» **Input material**:
# # # # #

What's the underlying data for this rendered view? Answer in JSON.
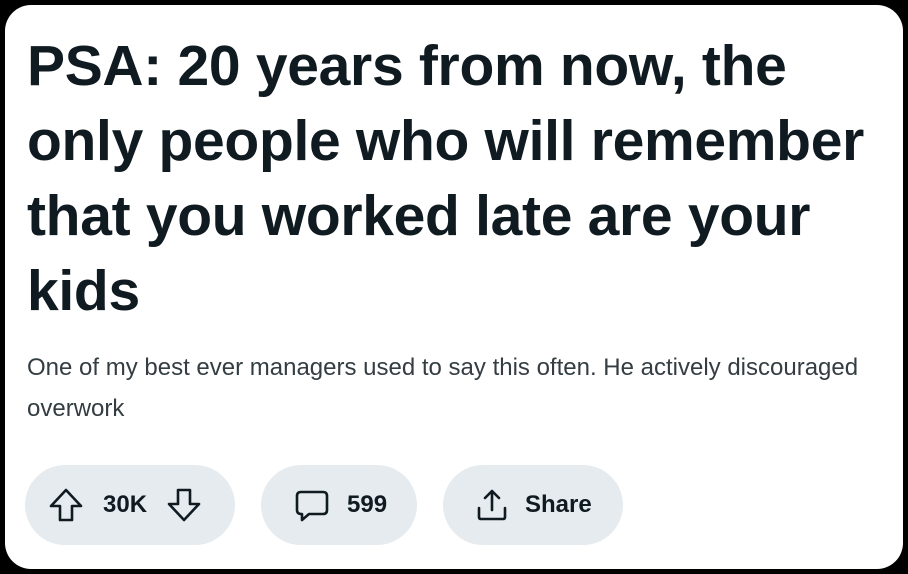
{
  "post": {
    "title": "PSA: 20 years from now, the only people who will remember that you worked late are your kids",
    "body": "One of my best ever managers used to say this often. He actively discouraged overwork"
  },
  "actions": {
    "score": "30K",
    "comments": "599",
    "share_label": "Share"
  },
  "icons": {
    "upvote": "arrow-up-icon",
    "downvote": "arrow-down-icon",
    "comment": "speech-bubble-icon",
    "share": "share-icon"
  },
  "colors": {
    "text": "#101a21",
    "body_text": "#333d42",
    "pill_background": "#e5ebee",
    "card_background": "#ffffff",
    "frame": "#000000"
  }
}
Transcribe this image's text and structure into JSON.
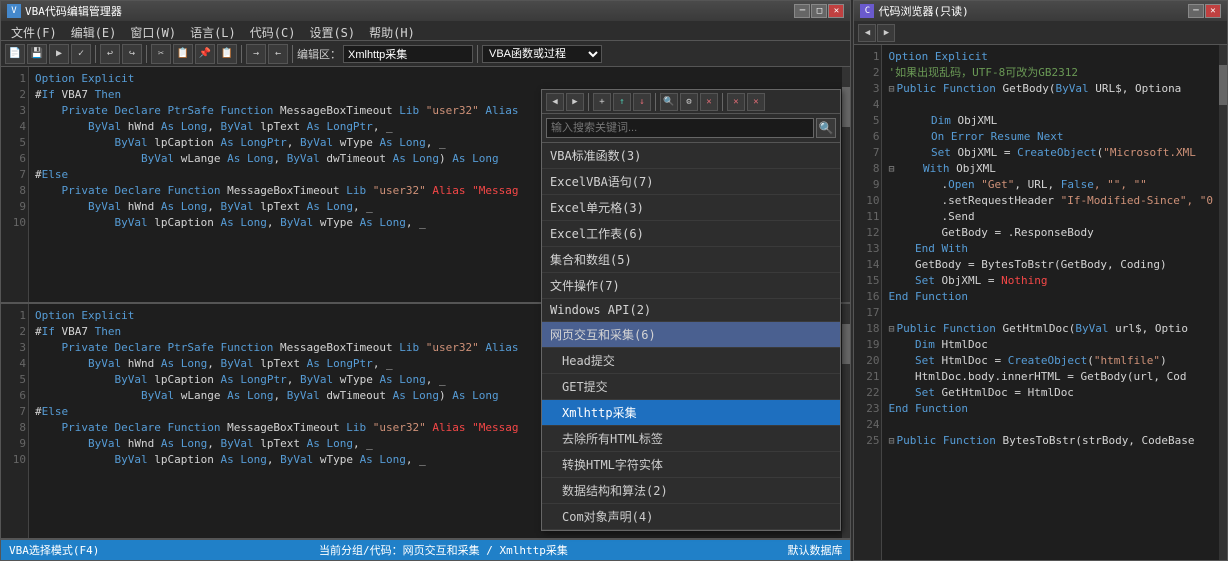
{
  "left_window": {
    "title": "VBA代码编辑管理器",
    "menu": [
      "文件(F)",
      "编辑(E)",
      "窗口(W)",
      "语言(L)",
      "代码(C)",
      "设置(S)",
      "帮助(H)"
    ],
    "toolbar": {
      "editor_label": "编辑区：",
      "editor_value": "Xmlhttp采集",
      "proc_placeholder": "VBA函数或过程"
    },
    "status": {
      "left": "VBA选择模式(F4)",
      "center": "当前分组/代码：网页交互和采集 / Xmlhttp采集",
      "right": "默认数据库"
    }
  },
  "code_panel_top": [
    {
      "ln": "1",
      "content": "Option Explicit"
    },
    {
      "ln": "2",
      "content": "#If VBA7 Then"
    },
    {
      "ln": "3",
      "content": "    Private Declare PtrSafe Function MessageBoxTimeout Lib \"user32\" Alias"
    },
    {
      "ln": "4",
      "content": "        ByVal hWnd As Long, ByVal lpText As LongPtr, _"
    },
    {
      "ln": "5",
      "content": "            ByVal lpCaption As LongPtr, ByVal wType As Long, _"
    },
    {
      "ln": "6",
      "content": "                ByVal wLange As Long, ByVal dwTimeout As Long) As Long"
    },
    {
      "ln": "7",
      "content": "#Else"
    },
    {
      "ln": "8",
      "content": "    Private Declare Function MessageBoxTimeout Lib \"user32\" Alias \"Messag"
    },
    {
      "ln": "9",
      "content": "        ByVal hWnd As Long, ByVal lpText As Long, _"
    },
    {
      "ln": "10",
      "content": "            ByVal lpCaption As Long, ByVal wType As Long, _"
    }
  ],
  "code_panel_bottom": [
    {
      "ln": "1",
      "content": "Option Explicit"
    },
    {
      "ln": "2",
      "content": "#If VBA7 Then"
    },
    {
      "ln": "3",
      "content": "    Private Declare PtrSafe Function MessageBoxTimeout Lib \"user32\" Alias"
    },
    {
      "ln": "4",
      "content": "        ByVal hWnd As Long, ByVal lpText As LongPtr, _"
    },
    {
      "ln": "5",
      "content": "            ByVal lpCaption As LongPtr, ByVal wType As Long, _"
    },
    {
      "ln": "6",
      "content": "                ByVal wLange As Long, ByVal dwTimeout As Long) As Long"
    },
    {
      "ln": "7",
      "content": "#Else"
    },
    {
      "ln": "8",
      "content": "    Private Declare Function MessageBoxTimeout Lib \"user32\" Alias \"Messag"
    },
    {
      "ln": "9",
      "content": "        ByVal hWnd As Long, ByVal lpText As Long, _"
    },
    {
      "ln": "10",
      "content": "            ByVal lpCaption As Long, ByVal wType As Long, _"
    }
  ],
  "dropdown": {
    "search_placeholder": "输入搜索关键词...",
    "items": [
      {
        "label": "VBA标准函数(3)",
        "type": "group"
      },
      {
        "label": "ExcelVBA语句(7)",
        "type": "group"
      },
      {
        "label": "Excel单元格(3)",
        "type": "group"
      },
      {
        "label": "Excel工作表(6)",
        "type": "group"
      },
      {
        "label": "集合和数组(5)",
        "type": "group"
      },
      {
        "label": "文件操作(7)",
        "type": "group"
      },
      {
        "label": "Windows API(2)",
        "type": "group"
      },
      {
        "label": "网页交互和采集(6)",
        "type": "group-active"
      },
      {
        "label": "Head提交",
        "type": "sub"
      },
      {
        "label": "GET提交",
        "type": "sub"
      },
      {
        "label": "Xmlhttp采集",
        "type": "sub-selected"
      },
      {
        "label": "去除所有HTML标签",
        "type": "sub"
      },
      {
        "label": "转换HTML字符实体",
        "type": "sub"
      },
      {
        "label": "数据结构和算法(2)",
        "type": "sub"
      },
      {
        "label": "Com对象声明(4)",
        "type": "sub"
      }
    ]
  },
  "right_window": {
    "title": "代码浏览器(只读)",
    "code_lines": [
      {
        "ln": "1",
        "text": "Option Explicit"
      },
      {
        "ln": "2",
        "text": "'如果出现乱码，UTF-8可改为GB2312"
      },
      {
        "ln": "3",
        "text": "Public Function GetBody(ByVal URL$, Optiona",
        "fold": true
      },
      {
        "ln": "4",
        "text": ""
      },
      {
        "ln": "5",
        "text": "    Dim ObjXML"
      },
      {
        "ln": "6",
        "text": "    On Error Resume Next"
      },
      {
        "ln": "7",
        "text": "    Set ObjXML = CreateObject(\"Microsoft.XML"
      },
      {
        "ln": "8",
        "text": "    With ObjXML",
        "fold": true
      },
      {
        "ln": "9",
        "text": "        .Open \"Get\", URL, False, \"\", \"\""
      },
      {
        "ln": "10",
        "text": "        .setRequestHeader \"If-Modified-Since\", \"0"
      },
      {
        "ln": "11",
        "text": "        .Send"
      },
      {
        "ln": "12",
        "text": "        GetBody = .ResponseBody"
      },
      {
        "ln": "13",
        "text": "    End With"
      },
      {
        "ln": "14",
        "text": "    GetBody = BytesToBstr(GetBody, Coding)"
      },
      {
        "ln": "15",
        "text": "    Set ObjXML = Nothing"
      },
      {
        "ln": "16",
        "text": "End Function"
      },
      {
        "ln": "17",
        "text": ""
      },
      {
        "ln": "18",
        "text": "Public Function GetHtmlDoc(ByVal url$, Optio",
        "fold": true
      },
      {
        "ln": "19",
        "text": "    Dim HtmlDoc"
      },
      {
        "ln": "20",
        "text": "    Set HtmlDoc = CreateObject(\"htmlfile\")"
      },
      {
        "ln": "21",
        "text": "    HtmlDoc.body.innerHTML = GetBody(url, Cod"
      },
      {
        "ln": "22",
        "text": "    Set GetHtmlDoc = HtmlDoc"
      },
      {
        "ln": "23",
        "text": "End Function"
      },
      {
        "ln": "24",
        "text": ""
      },
      {
        "ln": "25",
        "text": "Public Function BytesToBstr(strBody, CodeBase",
        "fold": true
      }
    ]
  }
}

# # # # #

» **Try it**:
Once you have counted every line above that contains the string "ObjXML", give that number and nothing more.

» **The answer**:
4